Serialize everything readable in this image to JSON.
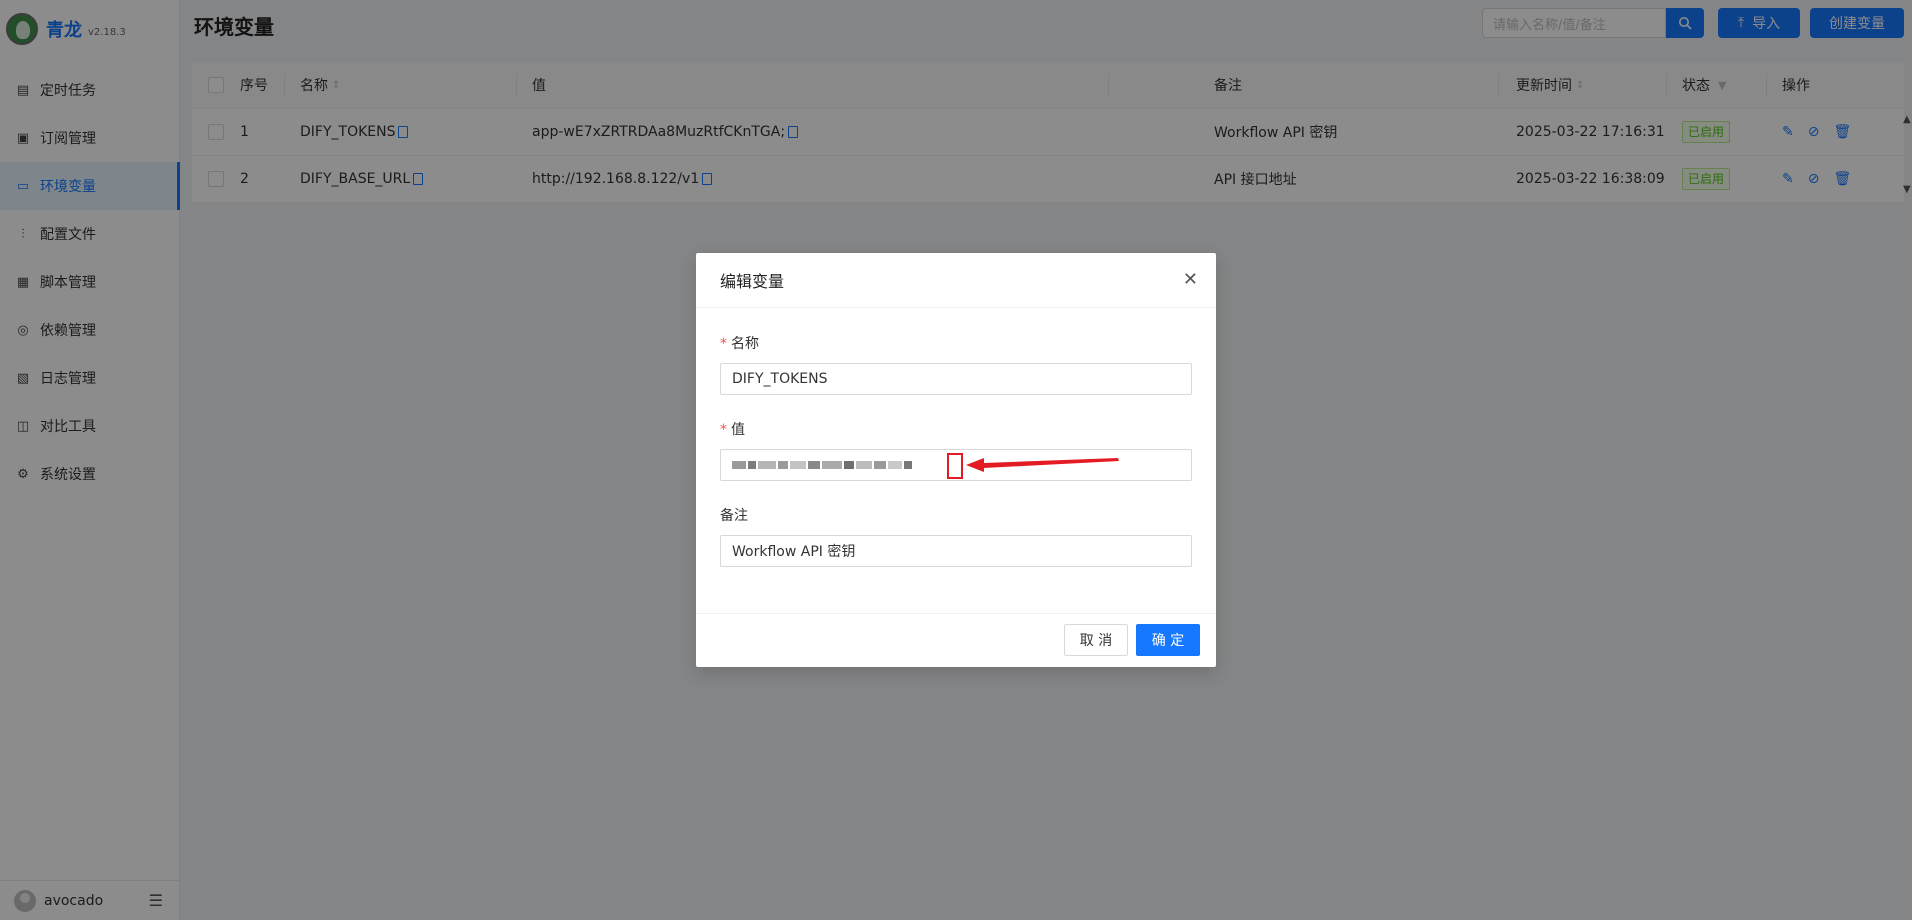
{
  "app": {
    "name": "青龙",
    "version": "v2.18.3"
  },
  "sidebar": {
    "items": [
      {
        "label": "定时任务",
        "icon": "calendar-icon"
      },
      {
        "label": "订阅管理",
        "icon": "subscription-icon"
      },
      {
        "label": "环境变量",
        "icon": "monitor-icon",
        "active": true
      },
      {
        "label": "配置文件",
        "icon": "sliders-icon"
      },
      {
        "label": "脚本管理",
        "icon": "script-icon"
      },
      {
        "label": "依赖管理",
        "icon": "dependency-icon"
      },
      {
        "label": "日志管理",
        "icon": "log-icon"
      },
      {
        "label": "对比工具",
        "icon": "diff-icon"
      },
      {
        "label": "系统设置",
        "icon": "gear-icon"
      }
    ],
    "user": "avocado"
  },
  "header": {
    "title": "环境变量",
    "search_placeholder": "请输入名称/值/备注",
    "import_label": "导入",
    "create_label": "创建变量"
  },
  "table": {
    "columns": [
      "序号",
      "名称",
      "值",
      "备注",
      "更新时间",
      "状态",
      "操作"
    ],
    "rows": [
      {
        "index": "1",
        "name": "DIFY_TOKENS",
        "value": "app-wE7xZRTRDAa8MuzRtfCKnTGA;",
        "remark": "Workflow API 密钥",
        "updated": "2025-03-22 17:16:31",
        "status": "已启用"
      },
      {
        "index": "2",
        "name": "DIFY_BASE_URL",
        "value": "http://192.168.8.122/v1",
        "remark": "API 接口地址",
        "updated": "2025-03-22 16:38:09",
        "status": "已启用"
      }
    ]
  },
  "modal": {
    "title": "编辑变量",
    "name_label": "名称",
    "name_value": "DIFY_TOKENS",
    "value_label": "值",
    "remark_label": "备注",
    "remark_value": "Workflow API 密钥",
    "cancel_label": "取 消",
    "ok_label": "确 定"
  },
  "colors": {
    "primary": "#1677ff",
    "success": "#52c41a",
    "annotation": "#e31b23"
  }
}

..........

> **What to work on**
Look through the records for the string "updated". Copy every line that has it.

> **Answer to the problem**
        "updated": "2025-03-22 17:16:31",
        "updated": "2025-03-22 16:38:09",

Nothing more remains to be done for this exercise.